Spying abridges right to assemble
The comments by the writer of the letter "Police must spy to keep us safe" (July 26) are naive.
The Constitution guarantees the right of peaceful assembly to citizens.
Government spying on such assemblies simply because of the political beliefs of those assembled abridges that right.
Thomas G. Pinter, Lutherville
Use paper ballots if lines get long
In November, many Maryland voters will once again experience extremely long waits on Election Day ("Predicting long delays at polls, group urges paper ballots in Nov.," July 24).
This happens because voters don't appear at the polls evenly throughout the day. Many people are able to vote only before or after work, so urban precincts often have long lines in the early morning and, especially, in the evening.
The result: Across the state, thousands of people will be denied their right to vote because of the long waits they face. This situation is made worse because every voter in Maryland, except the absentee voters, must use a touch-screen voting machine.
Because they are so expensive, there are only a limited number of voting machines - typically 10 to 12 for each precinct. With 10 machines typically able to serve only about 60 voters an hour, just put 60 voters on line and you've got a one-hour line.

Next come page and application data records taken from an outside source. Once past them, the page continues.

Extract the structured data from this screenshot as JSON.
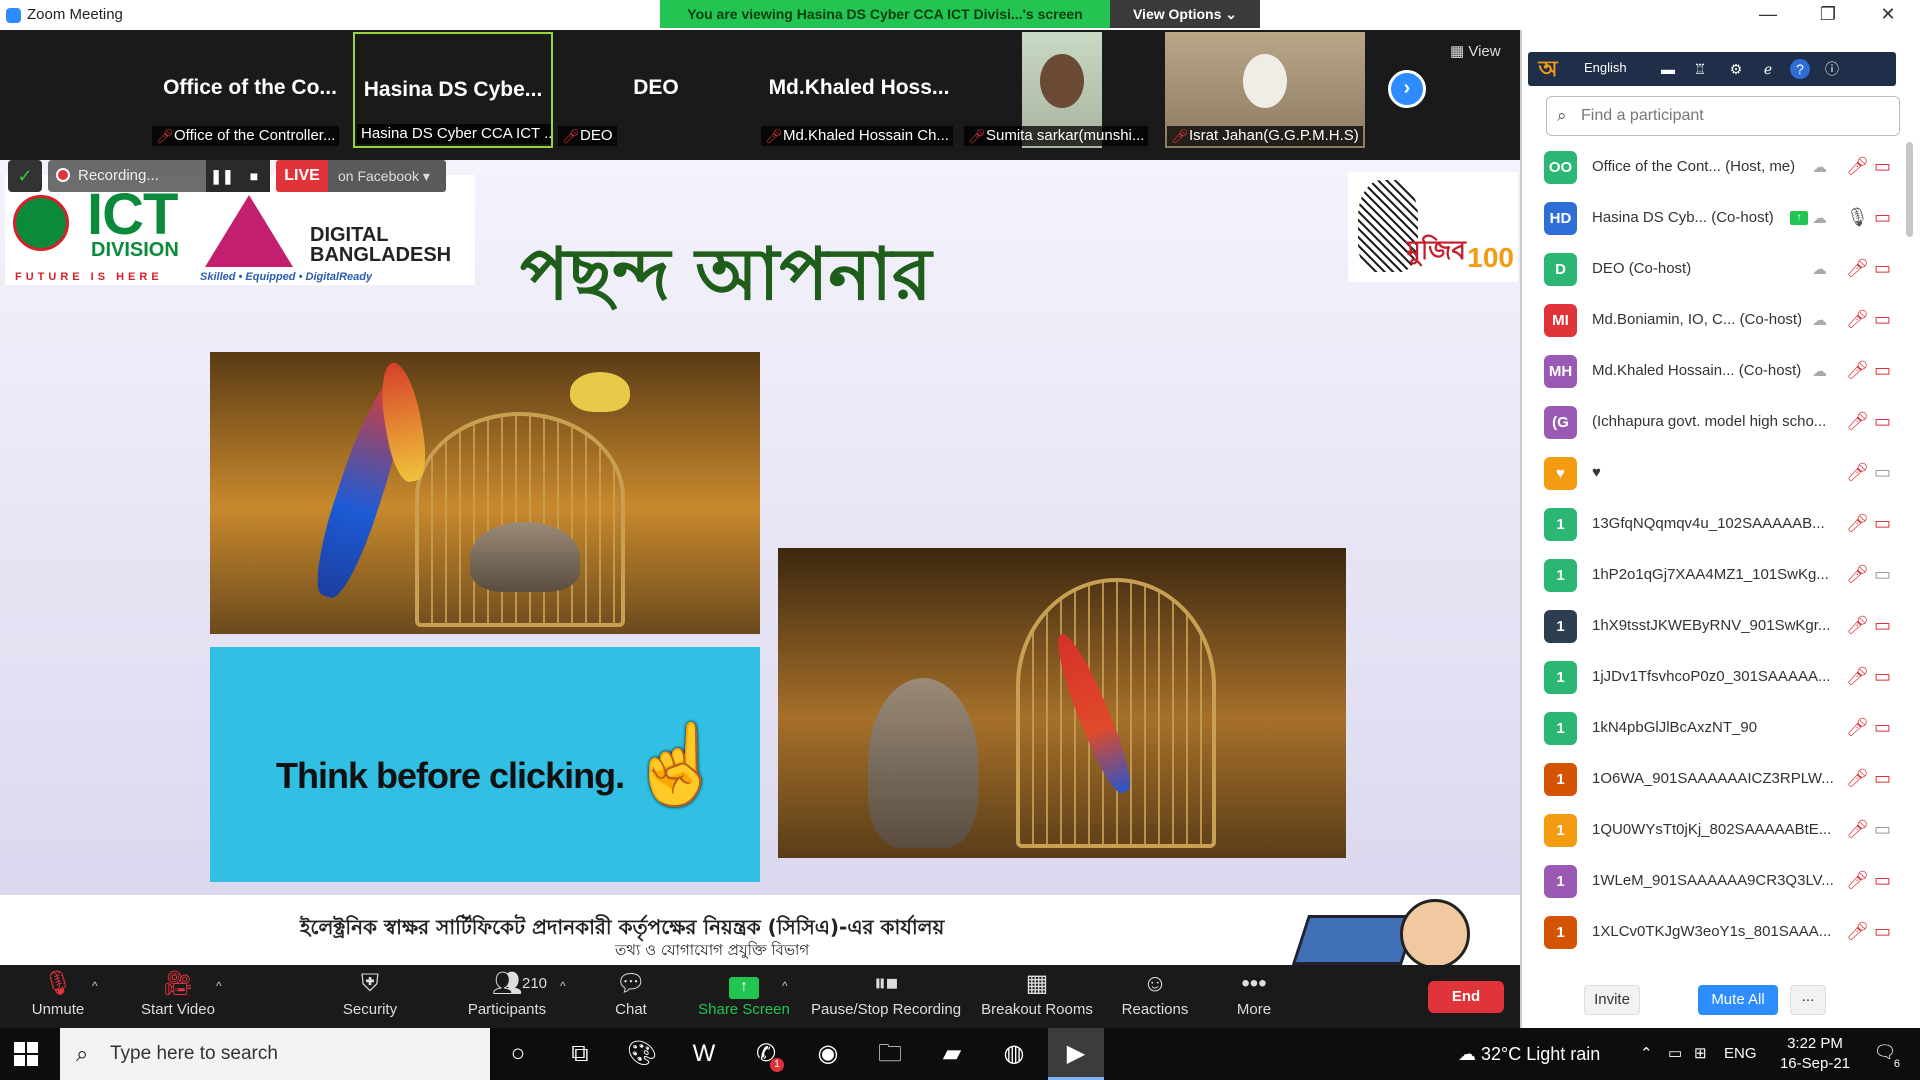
{
  "window": {
    "title": "Zoom Meeting",
    "banner": "You are viewing Hasina DS Cyber CCA ICT Divisi...'s screen",
    "view_options": "View Options",
    "minimize": "—",
    "restore": "❐",
    "close": "✕"
  },
  "gallery": {
    "tiles": [
      {
        "big": "Office of the Co...",
        "caption": "Office of the Controller..."
      },
      {
        "big": "Hasina DS Cybe...",
        "caption": "Hasina DS Cyber CCA ICT ..."
      },
      {
        "big": "DEO",
        "caption": "DEO"
      },
      {
        "big": "Md.Khaled Hoss...",
        "caption": "Md.Khaled Hossain Ch..."
      },
      {
        "big": "",
        "caption": "Sumita sarkar(munshi..."
      },
      {
        "big": "",
        "caption": "Israt Jahan(G.G.P.M.H.S)"
      }
    ],
    "view_label": "View",
    "next_icon": "chevron-right"
  },
  "recording": {
    "status": "Recording...",
    "pause": "❚❚",
    "stop": "■",
    "live": "LIVE",
    "platform": "on Facebook"
  },
  "slide": {
    "ict_word": "ICT",
    "ict_division": "DIVISION",
    "ict_tagline": "FUTURE IS HERE",
    "digital_bangladesh": "DIGITAL BANGLADESH",
    "db_sub": "Skilled • Equipped • DigitalReady",
    "heading": "পছন্দ আপনার",
    "mujib_tag": "মুজিব",
    "mujib_num": "100",
    "think": "Think before clicking.",
    "footer_line1": "ইলেক্ট্রনিক স্বাক্ষর সার্টিফিকেট প্রদানকারী কর্তৃপক্ষের নিয়ন্ত্রক (সিসিএ)-এর কার্যালয়",
    "footer_line2": "তথ্য ও যোগাযোগ প্রযুক্তি বিভাগ"
  },
  "toolbar": {
    "unmute": "Unmute",
    "start_video": "Start Video",
    "security": "Security",
    "participants": "Participants",
    "participants_count": "210",
    "chat": "Chat",
    "share_screen": "Share Screen",
    "pause_stop": "Pause/Stop Recording",
    "breakout": "Breakout Rooms",
    "reactions": "Reactions",
    "more": "More",
    "end": "End"
  },
  "panel": {
    "bijoy_lang": "English",
    "search_placeholder": "Find a participant",
    "participants": [
      {
        "initials": "OO",
        "color": "#2bb673",
        "name": "Office of the Cont...",
        "role": "(Host, me)",
        "mic": "muted",
        "video": "off"
      },
      {
        "initials": "HD",
        "color": "#2d6fd6",
        "name": "Hasina DS Cyb...",
        "role": "(Co-host)",
        "mic": "on",
        "video": "off",
        "sharing": true
      },
      {
        "initials": "D",
        "color": "#2bb673",
        "name": "DEO",
        "role": "(Co-host)",
        "mic": "muted",
        "video": "off"
      },
      {
        "initials": "MI",
        "color": "#e0333a",
        "name": "Md.Boniamin, IO, C...",
        "role": "(Co-host)",
        "mic": "muted",
        "video": "off"
      },
      {
        "initials": "MH",
        "color": "#9b59b6",
        "name": "Md.Khaled Hossain...",
        "role": "(Co-host)",
        "mic": "muted",
        "video": "off"
      },
      {
        "initials": "(G",
        "color": "#9b59b6",
        "name": "(Ichhapura govt. model high scho...",
        "role": "",
        "mic": "muted",
        "video": "off"
      },
      {
        "initials": "♥",
        "color": "#f39c12",
        "name": "♥",
        "role": "",
        "mic": "muted",
        "video": "on"
      },
      {
        "initials": "1",
        "color": "#2bb673",
        "name": "13GfqNQqmqv4u_102SAAAAAB...",
        "role": "",
        "mic": "muted",
        "video": "off"
      },
      {
        "initials": "1",
        "color": "#2bb673",
        "name": "1hP2o1qGj7XAA4MZ1_101SwKg...",
        "role": "",
        "mic": "muted",
        "video": "on"
      },
      {
        "initials": "1",
        "color": "#2c3e50",
        "name": "1hX9tsstJKWEByRNV_901SwKgr...",
        "role": "",
        "mic": "muted",
        "video": "off"
      },
      {
        "initials": "1",
        "color": "#2bb673",
        "name": "1jJDv1TfsvhcoP0z0_301SAAAAA...",
        "role": "",
        "mic": "muted",
        "video": "off"
      },
      {
        "initials": "1",
        "color": "#2bb673",
        "name": "1kN4pbGlJlBcAxzNT_90",
        "role": "",
        "mic": "muted",
        "video": "off"
      },
      {
        "initials": "1",
        "color": "#d35400",
        "name": "1O6WA_901SAAAAAAICZ3RPLW...",
        "role": "",
        "mic": "muted",
        "video": "off"
      },
      {
        "initials": "1",
        "color": "#f39c12",
        "name": "1QU0WYsTt0jKj_802SAAAAABtE...",
        "role": "",
        "mic": "muted",
        "video": "on"
      },
      {
        "initials": "1",
        "color": "#9b59b6",
        "name": "1WLeM_901SAAAAAA9CR3Q3LV...",
        "role": "",
        "mic": "muted",
        "video": "off"
      },
      {
        "initials": "1",
        "color": "#d35400",
        "name": "1XLCv0TKJgW3eoY1s_801SAAA...",
        "role": "",
        "mic": "muted",
        "video": "off"
      }
    ],
    "invite": "Invite",
    "mute_all": "Mute All",
    "more": "..."
  },
  "taskbar": {
    "search_placeholder": "Type here to search",
    "weather": "32°C  Light rain",
    "lang": "ENG",
    "time": "3:22 PM",
    "date": "16-Sep-21",
    "notif_count": "6",
    "whatsapp_badge": "1"
  }
}
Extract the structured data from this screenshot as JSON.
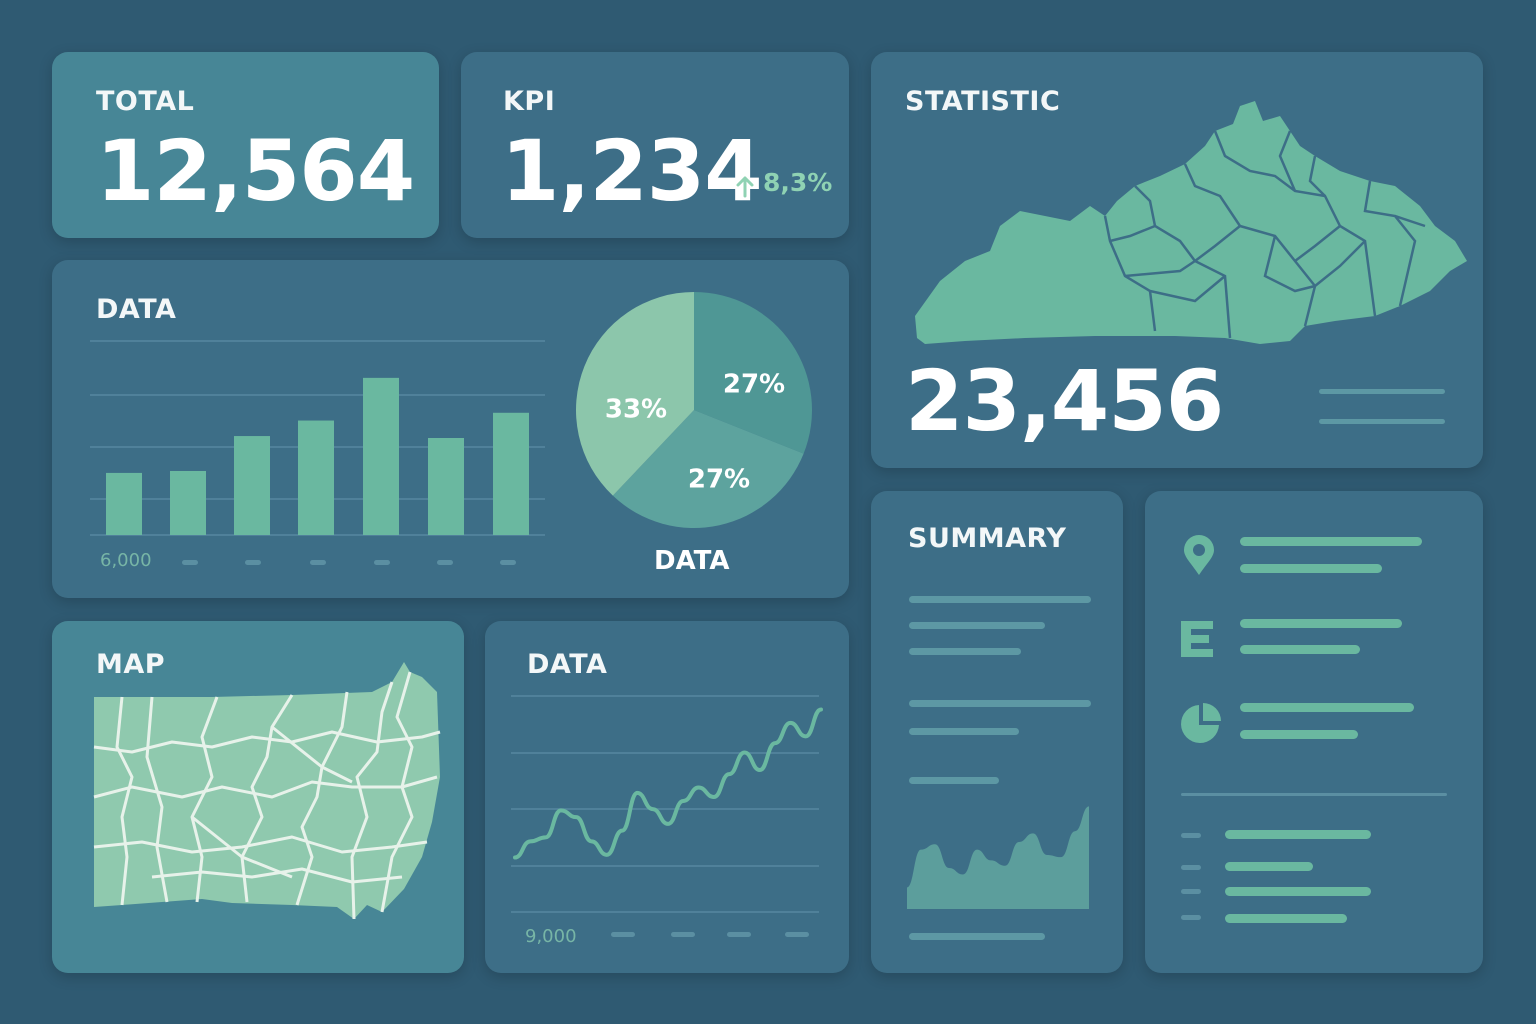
{
  "cards": {
    "total": {
      "title": "TOTAL",
      "value": "12,564"
    },
    "kpi": {
      "title": "KPI",
      "value": "1,234",
      "delta": "8,3%",
      "delta_icon": "arrow-up-icon"
    },
    "statistic": {
      "title": "STATISTIC",
      "value": "23,456"
    },
    "bar_data": {
      "title": "DATA",
      "x_tick_first": "6,000",
      "pie_caption": "DATA"
    },
    "map": {
      "title": "MAP"
    },
    "line_data": {
      "title": "DATA",
      "x_tick_first": "9,000"
    },
    "summary": {
      "title": "SUMMARY"
    },
    "info": {
      "icons": [
        "location-pin-icon",
        "letter-e-icon",
        "pie-chart-icon"
      ]
    }
  },
  "colors": {
    "background": "#2f5a72",
    "card": "#3d6e87",
    "card_teal": "#478696",
    "accent": "#6ab8a0",
    "accent_light": "#8fc9ae"
  },
  "chart_data": [
    {
      "type": "bar",
      "title": "DATA",
      "categories": [
        "",
        "",
        "",
        "",
        "",
        "",
        ""
      ],
      "values": [
        32,
        33,
        51,
        59,
        81,
        50,
        63
      ],
      "ylim": [
        0,
        100
      ],
      "x_ticks": [
        "6,000",
        "",
        "",
        "",
        "",
        "",
        ""
      ],
      "grid": true
    },
    {
      "type": "pie",
      "title": "DATA",
      "labels": [
        "27%",
        "27%",
        "33%"
      ],
      "values": [
        27,
        27,
        33
      ]
    },
    {
      "type": "line",
      "title": "DATA",
      "x": [
        0,
        1,
        2,
        3,
        4,
        5,
        6,
        7,
        8,
        9,
        10,
        11,
        12,
        13,
        14,
        15,
        16,
        17,
        18,
        19,
        20
      ],
      "values": [
        10,
        22,
        25,
        45,
        40,
        22,
        12,
        30,
        58,
        46,
        35,
        52,
        62,
        55,
        72,
        88,
        75,
        95,
        110,
        100,
        120
      ],
      "ylim": [
        0,
        130
      ],
      "x_ticks": [
        "9,000",
        "",
        "",
        "",
        ""
      ],
      "grid": true
    },
    {
      "type": "area",
      "values": [
        20,
        55,
        60,
        38,
        32,
        55,
        45,
        40,
        62,
        70,
        50,
        48,
        72,
        95
      ],
      "ylim": [
        0,
        100
      ]
    }
  ]
}
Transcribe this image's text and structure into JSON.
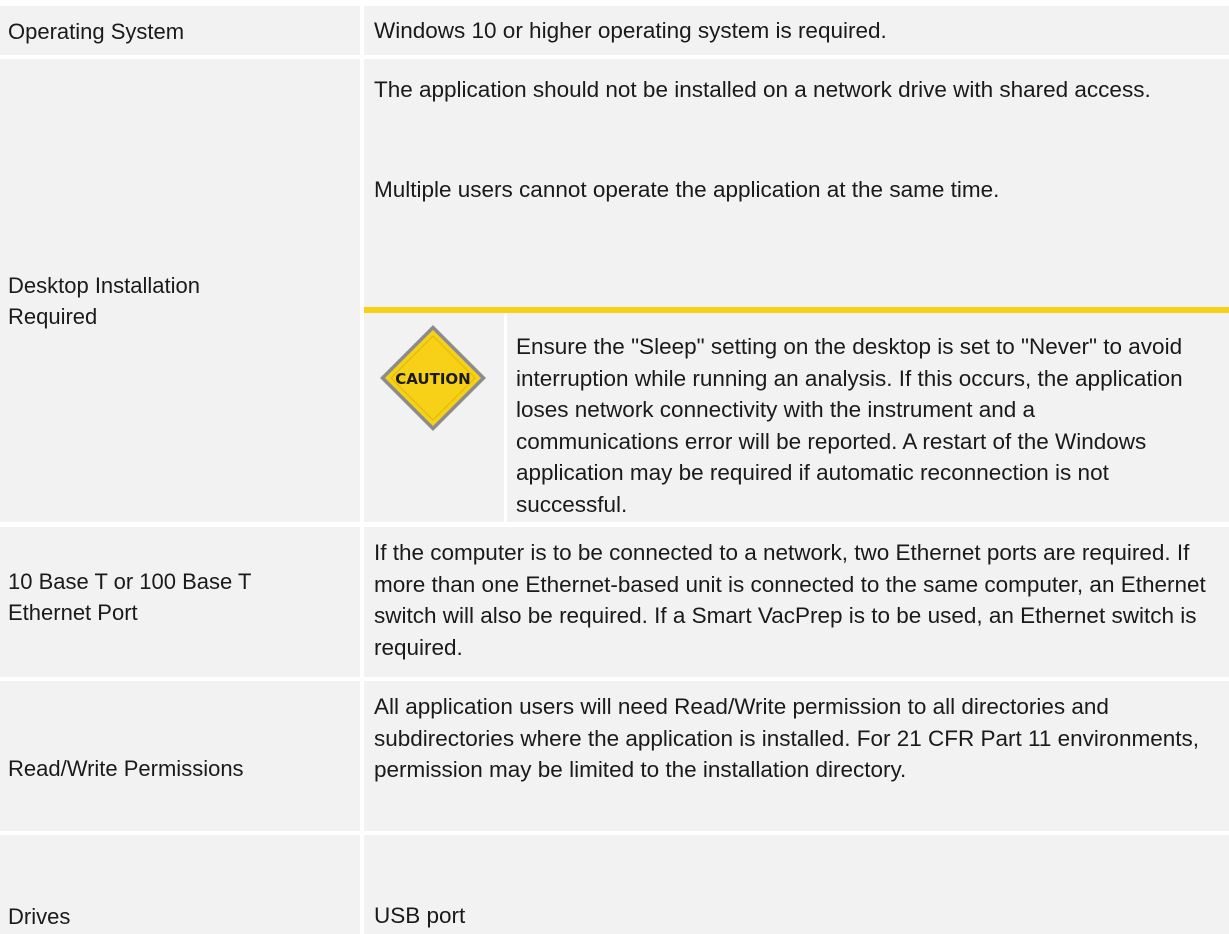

The solution: Whenever the number of people waiting to vote causes the wait-time to exceed 30 minutes, use the emergency paper ballots with which every precinct is already supplied.
These are the same ballots that thousand of voters currently use for absentee voting.
If machine failure justifies using paper ballots - as it currently does - then long lines that disenfranchise voters should also justify using those ballots.
Michael Berla, Columbia
Smaller arena is a better fit
Before we go diving into building a huge facility downtown, let's think rationally ("Planners see arena reviving west side," July 26). In the current economic climate, a small arena would best suit the needs of the city.
Let's be realistic: This city does not currently have the fan base or financial ability to support pro indoor franchises such as the NBA or NHL.
So let's build a small arena now, and if an NBA or NHL franchise finds Baltimore an attractive market in 10 or 15 years when the city may have a more viable shot at supporting such a team, then construct a larger arena.
Baltimore will not obtain a new professional team just because we have a professional-style venue. For proof of this, just look at Tampa Bay's experience with Tropicana Field.
After Tampa built the stadium in the late 1980s, it sat underutilized for nearly 10 years. By the time the Devil Rays started calling the Trop their home, the stadium was essentially obsolete.
Since then, about $100 million worth of renovations have been made in an ongoing attempt to modernize the facility (the original building cost about $145 million). And after all of that, the Rays are now trying to get a new $450 million facility.
Certainly, Baltimore and Tampa's situations are not exactly parallel. But the underlying themes remain the same: If you build it, they won't necessarily come.
A new arena will cost a lot of money, and we ought to be smart about how that money is spent.
Kevin Kristofco, Baltimore